Marie Brennan’s fascinating DRIFTWOOD is the kind of story we really need right now


This is a fascinating little book, with plenty to mull over after the final pages are done. And about those final pages… I’m not going to spoil this book by saying that they’re odd. In fact, I’d love it if someone would read this book simply so I can talk about this ending! It’s not my favorite book this year, but it’s definitely thought-provoking and creative, so it gets a thumbs up from me.


I do recommend it if you’re looking for something original. It’s also an incredibly hopeful read, about people forming relationships and community in the face of destruction of their worlds and the arrival of the end. And with the state of the world right now, that’s the kind of story we really need right now.

Karen McCoy, on their eponymous blog, interviews Brennan about DRIFTWOOD.

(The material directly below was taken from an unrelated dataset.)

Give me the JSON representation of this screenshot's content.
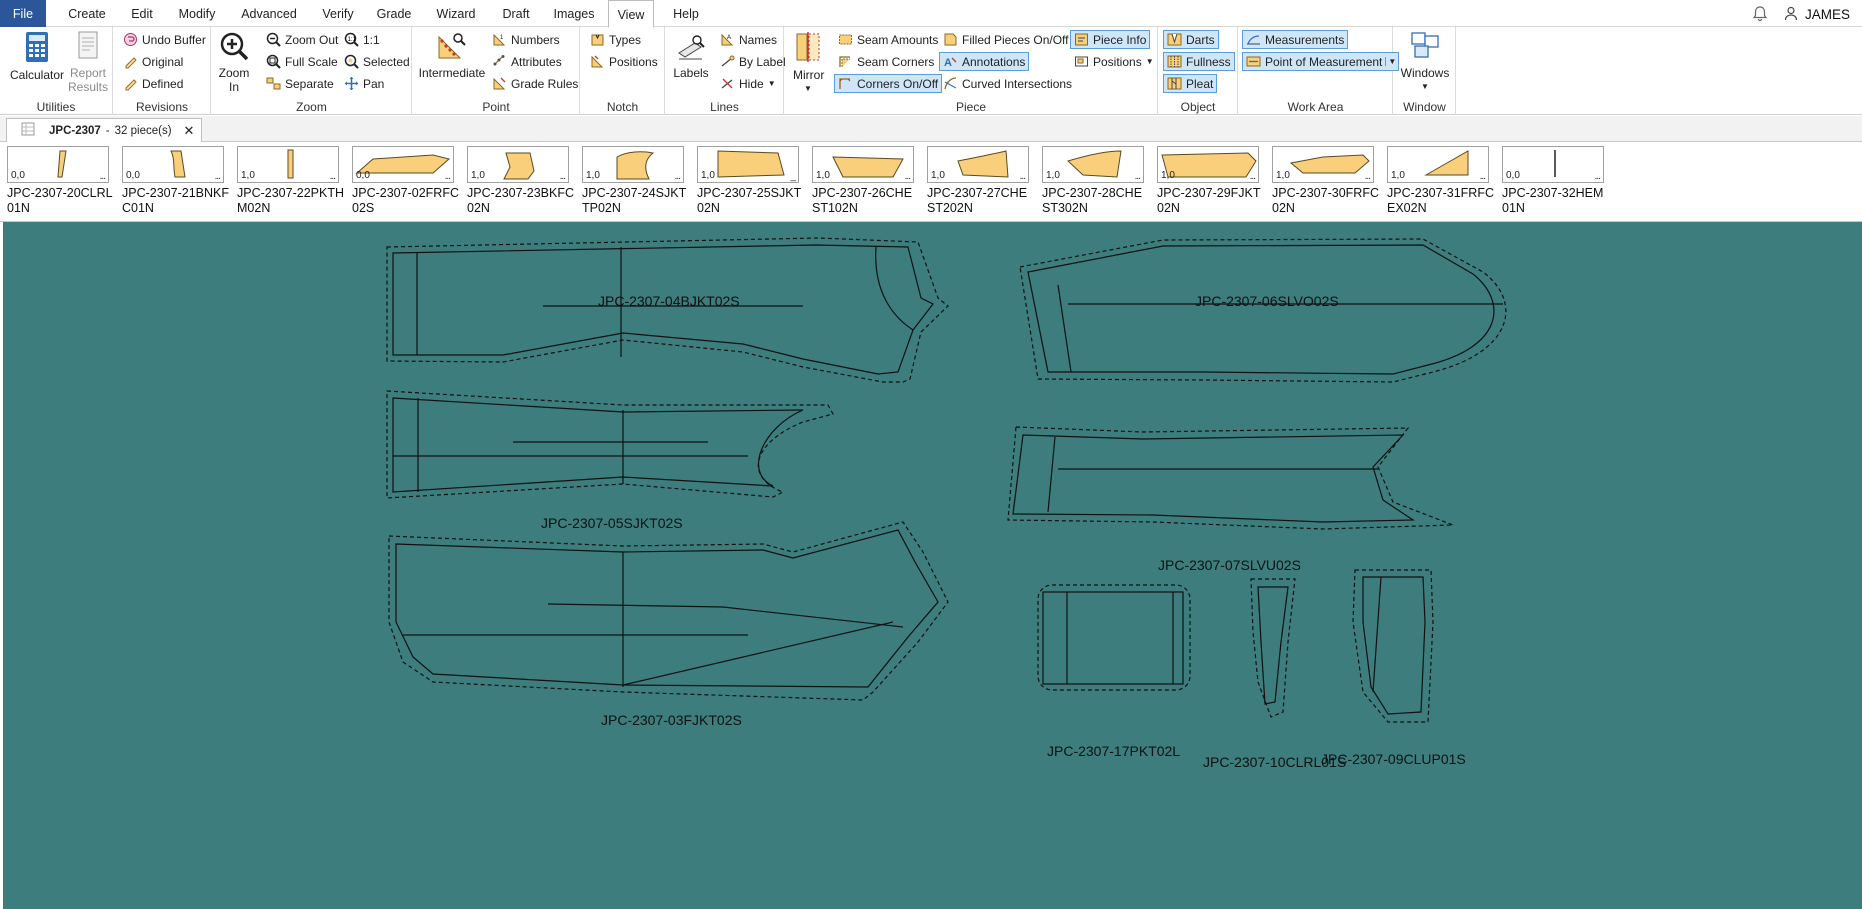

I know what you mean about awkward gaps between YA and adult markets. Speaking of the “in-between”, I love how DRIFTWOOD explores what happens when fragments of different worlds collide. How did this idea come to you, and in what ways do you feel it might be relevant to readers, especially in 2020?

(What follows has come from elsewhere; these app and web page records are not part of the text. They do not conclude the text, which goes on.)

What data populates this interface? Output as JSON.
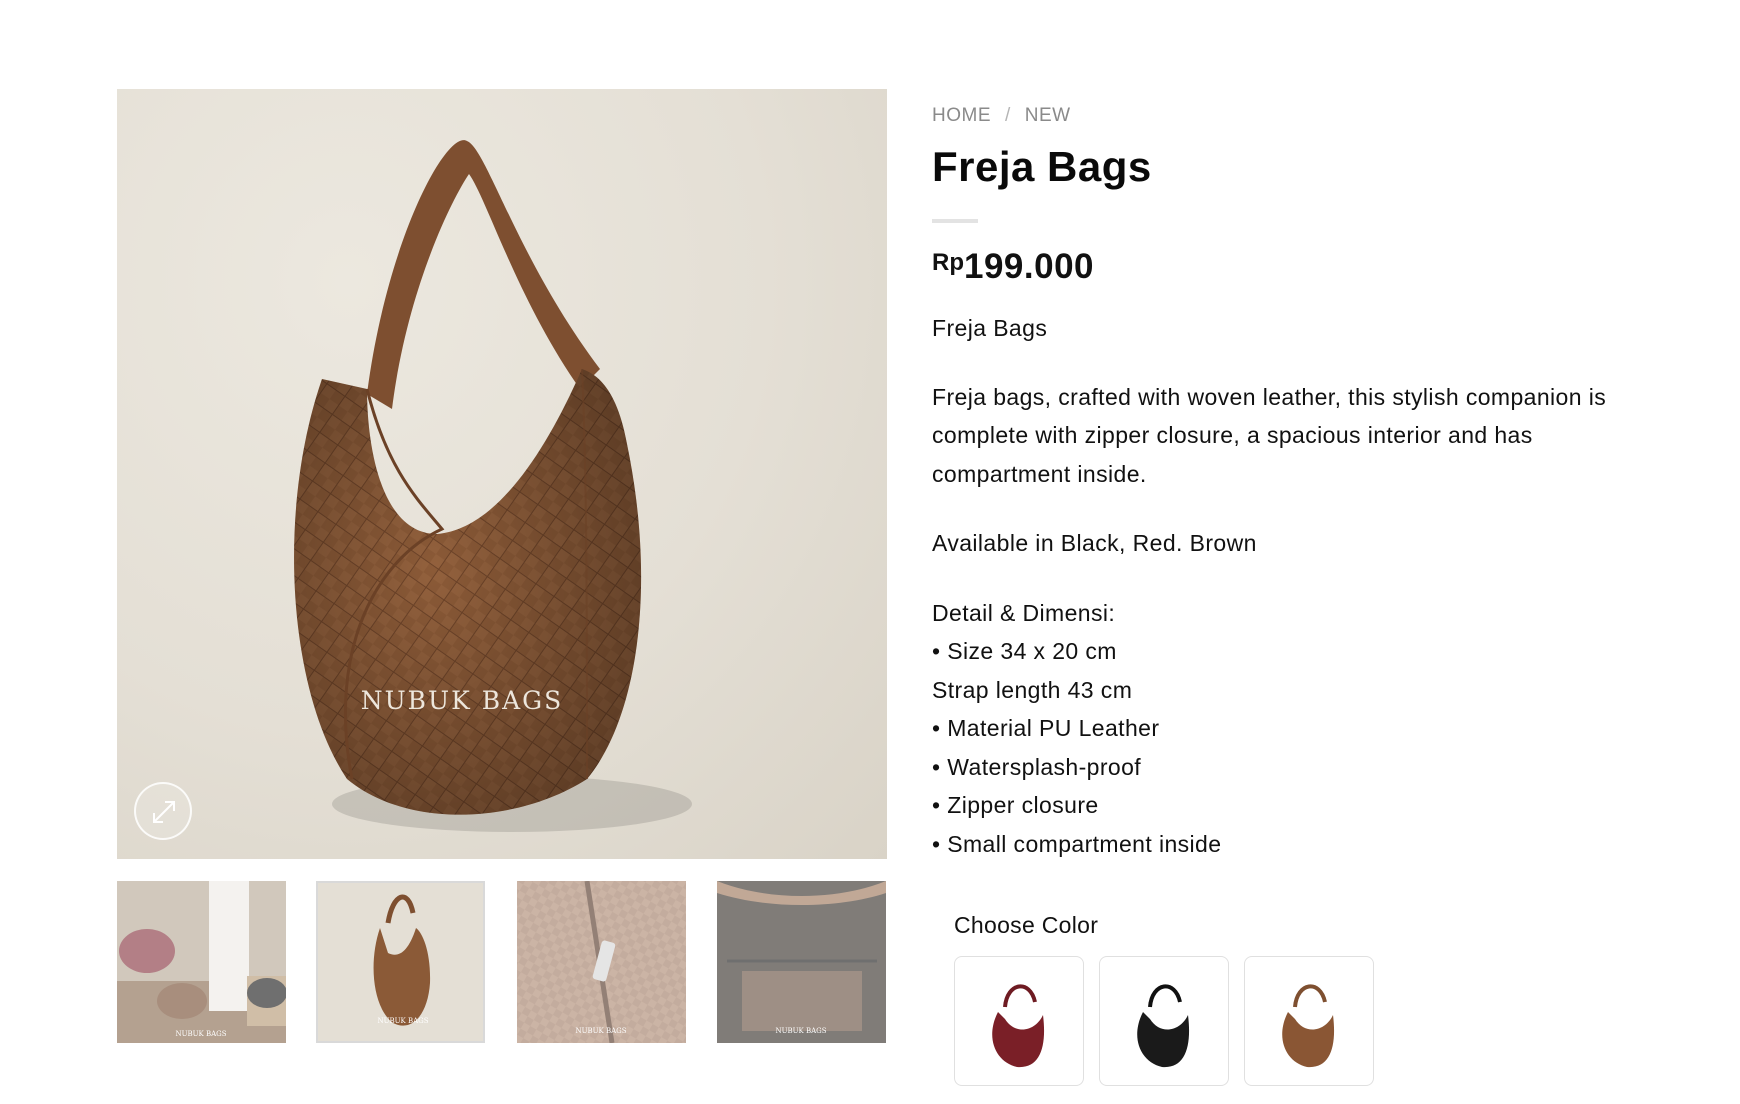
{
  "breadcrumb": {
    "home": "HOME",
    "separator": "/",
    "current": "NEW"
  },
  "product": {
    "title": "Freja Bags",
    "currency": "Rp",
    "price": "199.000",
    "short_name": "Freja Bags",
    "description": "Freja bags, crafted with woven leather, this stylish companion is complete with zipper closure, a spacious interior and has compartment inside.",
    "availability": "Available in Black, Red. Brown",
    "details": [
      "Detail & Dimensi:",
      "• Size 34 x 20 cm",
      "Strap length 43 cm",
      "• Material PU Leather",
      "• Watersplash-proof",
      "• Zipper closure",
      "• Small compartment inside"
    ]
  },
  "gallery": {
    "watermark": "NUBUK BAGS",
    "zoom_icon": "expand-icon",
    "thumbnails": [
      {
        "alt": "lifestyle photo",
        "watermark": "NUBUK BAGS"
      },
      {
        "alt": "brown bag front",
        "watermark": "NUBUK BAGS",
        "active": true
      },
      {
        "alt": "zipper detail",
        "watermark": "NUBUK BAGS"
      },
      {
        "alt": "interior compartment",
        "watermark": "NUBUK BAGS"
      }
    ]
  },
  "color_chooser": {
    "label": "Choose Color",
    "options": [
      {
        "name": "Red",
        "color": "#7a1f27"
      },
      {
        "name": "Black",
        "color": "#1a1a1a"
      },
      {
        "name": "Brown",
        "color": "#8a5634"
      }
    ]
  },
  "colors": {
    "bag_brown": "#8b5a37",
    "background": "#e6e1d7",
    "text": "#111111",
    "muted": "#8a8a8a"
  }
}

I honestly can’t remember where this one came from! It began with the short story “Driftwood” (which is the opening section of the novel), and I know the idea began with the setting — but what caused me to come up with the idea of this conglomerate place, all about entropy and liminality, I couldn’t tell you.

As for relevance, oof. I would have been happy for it to be less topical, y’know? But the Publishers’ Weekly review calls it “hope in the face of apocalypse,” and I suppose we need some of that right now. All of the stories that make up the book are about things ending, about how individuals and groups respond to the awareness that their worlds are dying and taking them and their traditions with them . . . which makes it sound really grim, but the beauty (ideally) is in seeing how they still find happiness and hope, how they find ways to move forward despite everything. And the frame story that holds the individual narratives together is all about community.